ENTRIES SHOWN:
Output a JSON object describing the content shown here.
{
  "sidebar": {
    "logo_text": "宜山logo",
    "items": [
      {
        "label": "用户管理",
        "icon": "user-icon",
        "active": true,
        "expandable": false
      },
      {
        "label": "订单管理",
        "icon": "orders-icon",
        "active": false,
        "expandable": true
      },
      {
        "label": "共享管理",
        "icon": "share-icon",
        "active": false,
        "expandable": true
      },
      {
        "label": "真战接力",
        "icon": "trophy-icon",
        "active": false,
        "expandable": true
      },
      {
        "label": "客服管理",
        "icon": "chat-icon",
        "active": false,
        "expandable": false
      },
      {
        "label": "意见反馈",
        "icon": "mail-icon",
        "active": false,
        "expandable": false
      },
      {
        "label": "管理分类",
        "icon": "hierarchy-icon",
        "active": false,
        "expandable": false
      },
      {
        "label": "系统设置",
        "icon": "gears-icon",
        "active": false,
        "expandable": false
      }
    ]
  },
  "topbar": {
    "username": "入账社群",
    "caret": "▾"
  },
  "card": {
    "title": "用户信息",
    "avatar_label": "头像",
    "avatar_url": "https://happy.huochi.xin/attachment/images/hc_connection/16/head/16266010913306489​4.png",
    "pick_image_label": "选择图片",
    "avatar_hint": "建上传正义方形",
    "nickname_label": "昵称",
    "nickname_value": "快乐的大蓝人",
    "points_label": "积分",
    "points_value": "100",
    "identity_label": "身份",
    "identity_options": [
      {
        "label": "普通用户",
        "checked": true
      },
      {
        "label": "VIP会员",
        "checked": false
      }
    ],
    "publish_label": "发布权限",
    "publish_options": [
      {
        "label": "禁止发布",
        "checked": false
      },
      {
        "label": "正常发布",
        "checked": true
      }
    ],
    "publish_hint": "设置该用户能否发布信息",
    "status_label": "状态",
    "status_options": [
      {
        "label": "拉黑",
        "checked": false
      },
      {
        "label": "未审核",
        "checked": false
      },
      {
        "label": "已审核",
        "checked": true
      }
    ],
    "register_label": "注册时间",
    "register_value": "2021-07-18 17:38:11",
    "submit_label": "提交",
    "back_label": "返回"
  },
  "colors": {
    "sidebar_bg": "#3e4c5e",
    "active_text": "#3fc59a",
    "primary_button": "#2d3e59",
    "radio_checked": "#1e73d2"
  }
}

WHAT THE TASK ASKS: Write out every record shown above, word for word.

REPLY TO THE TASK:
Output a JSON object describing the content shown here.
{
  "sidebar": {
    "logo_text": "宜山logo",
    "items": [
      {
        "label": "用户管理",
        "icon": "user-icon",
        "active": true,
        "expandable": false
      },
      {
        "label": "订单管理",
        "icon": "orders-icon",
        "active": false,
        "expandable": true
      },
      {
        "label": "共享管理",
        "icon": "share-icon",
        "active": false,
        "expandable": true
      },
      {
        "label": "真战接力",
        "icon": "trophy-icon",
        "active": false,
        "expandable": true
      },
      {
        "label": "客服管理",
        "icon": "chat-icon",
        "active": false,
        "expandable": false
      },
      {
        "label": "意见反馈",
        "icon": "mail-icon",
        "active": false,
        "expandable": false
      },
      {
        "label": "管理分类",
        "icon": "hierarchy-icon",
        "active": false,
        "expandable": false
      },
      {
        "label": "系统设置",
        "icon": "gears-icon",
        "active": false,
        "expandable": false
      }
    ]
  },
  "topbar": {
    "username": "入账社群",
    "caret": "▾"
  },
  "card": {
    "title": "用户信息",
    "avatar_label": "头像",
    "avatar_url": "https://happy.huochi.xin/attachment/images/hc_connection/16/head/16266010913306489​4.png",
    "pick_image_label": "选择图片",
    "avatar_hint": "建上传正义方形",
    "nickname_label": "昵称",
    "nickname_value": "快乐的大蓝人",
    "points_label": "积分",
    "points_value": "100",
    "identity_label": "身份",
    "identity_options": [
      {
        "label": "普通用户",
        "checked": true
      },
      {
        "label": "VIP会员",
        "checked": false
      }
    ],
    "publish_label": "发布权限",
    "publish_options": [
      {
        "label": "禁止发布",
        "checked": false
      },
      {
        "label": "正常发布",
        "checked": true
      }
    ],
    "publish_hint": "设置该用户能否发布信息",
    "status_label": "状态",
    "status_options": [
      {
        "label": "拉黑",
        "checked": false
      },
      {
        "label": "未审核",
        "checked": false
      },
      {
        "label": "已审核",
        "checked": true
      }
    ],
    "register_label": "注册时间",
    "register_value": "2021-07-18 17:38:11",
    "submit_label": "提交",
    "back_label": "返回"
  },
  "colors": {
    "sidebar_bg": "#3e4c5e",
    "active_text": "#3fc59a",
    "primary_button": "#2d3e59",
    "radio_checked": "#1e73d2"
  }
}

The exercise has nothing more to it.